Selections from The Origin of Grand Canyon, Part III: A Geomorphological Problem, by Michael J. Oard
Grand Canyon is one of more than 1000 water gaps across the globe. A water gap is a deep, perpendicular cut in a ridge, mountain range, plateau, or some other transverse barrier that carries a river or stream (Douglas, 2005). There are also many wind gaps around the world. A wind gap is a notch in a ridge or mountain range that was not quite deep enough for a river or a stream to run through it. Only wind passes through.
After the peak of Noah's Flood, the floodwaters which covered the entire surface of the earth retreated. This is when water gaps and wind gaps could have been formed. Here's how.
Step A. Flood water covering the tops of all the mountains and hills flowed perpendicular to transverse ridges beneath. This formed shallow notches on the ridges as you can see here.
Step B. Notches eroded further as the water level dropped below the top of the ridge.
Step C. Floodwater continued to drain as notches deepened.
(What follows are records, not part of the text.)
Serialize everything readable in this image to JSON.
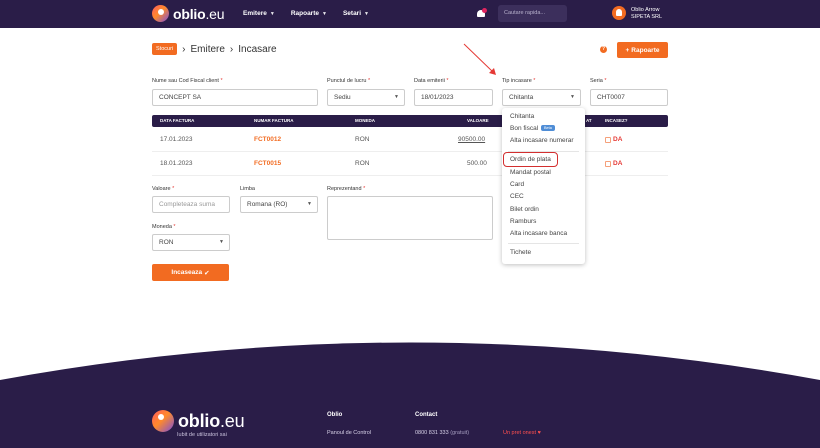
{
  "header": {
    "brand_bold": "oblio",
    "brand_light": ".eu",
    "nav": [
      {
        "label": "Emitere"
      },
      {
        "label": "Rapoarte"
      },
      {
        "label": "Setari"
      }
    ],
    "search_placeholder": "Cautare rapida...",
    "user_name": "Oblio Arrow",
    "user_company": "SIPETA SRL"
  },
  "breadcrumb": {
    "badge": "Stocuri",
    "items": [
      "Emitere",
      "Incasare"
    ]
  },
  "actions": {
    "help": "?",
    "reports_label": "Rapoarte",
    "reports_prefix": "+"
  },
  "form": {
    "client_label": "Nume sau Cod Fiscal client",
    "client_value": "CONCEPT SA",
    "location_label": "Punctul de lucru",
    "location_value": "Sediu",
    "date_label": "Data emiterii",
    "date_value": "18/01/2023",
    "type_label": "Tip incasare",
    "type_value": "Chitanta",
    "series_label": "Seria",
    "series_value": "CHT0007",
    "amount_label": "Valoare",
    "amount_placeholder": "Completeaza suma",
    "language_label": "Limba",
    "language_value": "Romana (RO)",
    "rep_label": "Reprezentand",
    "currency_label": "Moneda",
    "currency_value": "RON",
    "submit_label": "Incaseaza",
    "required_mark": "*"
  },
  "table": {
    "headers": [
      "DATA FACTURA",
      "NUMAR FACTURA",
      "MONEDA",
      "VALOARE",
      "AT",
      "INCASEZ?"
    ],
    "rows": [
      {
        "date": "17.01.2023",
        "number": "FCT0012",
        "currency": "RON",
        "value": "90500.00",
        "paid": "DA"
      },
      {
        "date": "18.01.2023",
        "number": "FCT0015",
        "currency": "RON",
        "value": "500.00",
        "paid": "DA"
      }
    ]
  },
  "dropdown": {
    "options_top": [
      "Chitanta",
      "Bon fiscal",
      "Alta incasare numerar"
    ],
    "beta_badge": "Beta",
    "options_mid": [
      "Ordin de plata",
      "Mandat postal",
      "Card",
      "CEC",
      "Bilet ordin",
      "Ramburs",
      "Alta incasare banca"
    ],
    "options_bottom": [
      "Tichete"
    ],
    "highlighted": "Ordin de plata"
  },
  "footer": {
    "tagline": "Iubit de utilizatori sai",
    "col1_title": "Oblio",
    "col1_link": "Panoul de Control",
    "col2_title": "Contact",
    "phone": "0800 831 333",
    "phone_note": "(gratuit)",
    "price_note": "Un pret onest",
    "heart": "♥"
  },
  "colors": {
    "primary_dark": "#2a1d48",
    "accent": "#f26b21",
    "highlight_red": "#d32f2f",
    "beta_blue": "#4f8dd6"
  }
}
|The formation of water and wind gaps|
(drawn by Peter Klevberg)
A wind gap is left over in the area where erosion ceased earlier.
Evolutionary geomorphologists cannot credibly explain the Grand Canyon or other water gaps. That is because their uniformitarian paradigm forces them toward low-energy, longtime explanations, usually involving the rivers currently flowing through these water gaps.
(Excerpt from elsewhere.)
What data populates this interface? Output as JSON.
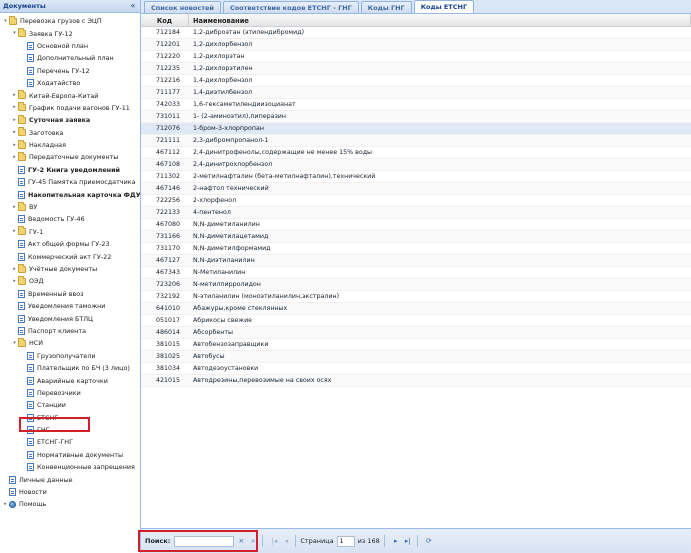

But the Colorado River did not cut the Grand Canyon! That amount of erosion demands large volumes of water with elevated current velocities, operating at a scale unknown today. Only the Biblical Flood of Noah can provide a reasonable explanation.
The stubborn refusal of uniformitarian geologists to even consider the Genesis Flood as an alternative model demonstrates how tightly they are bound to their theoretical framework - quite the opposite of the cool objectivity that they project to the public.
(These selections by Marko Malyj is from the article published in Creation Research Society Quarterly Journal, Volume 47, Number 1, Summer, 2010, to appear at http://www.creationresearch.org/crsq/abstracts/Abstracts47-1.htm).
Douglas, J.C. 2005. Criterion Approach to Transverse Drainages. PhD thesis. Arizona State University, Tucson, AZ.
Oard, Michael. 2007b. Do rivers erode through mountains? Water gaps are strong evidence for the Genesis Flood. Creation Ex Nihilo 29(3):18-23.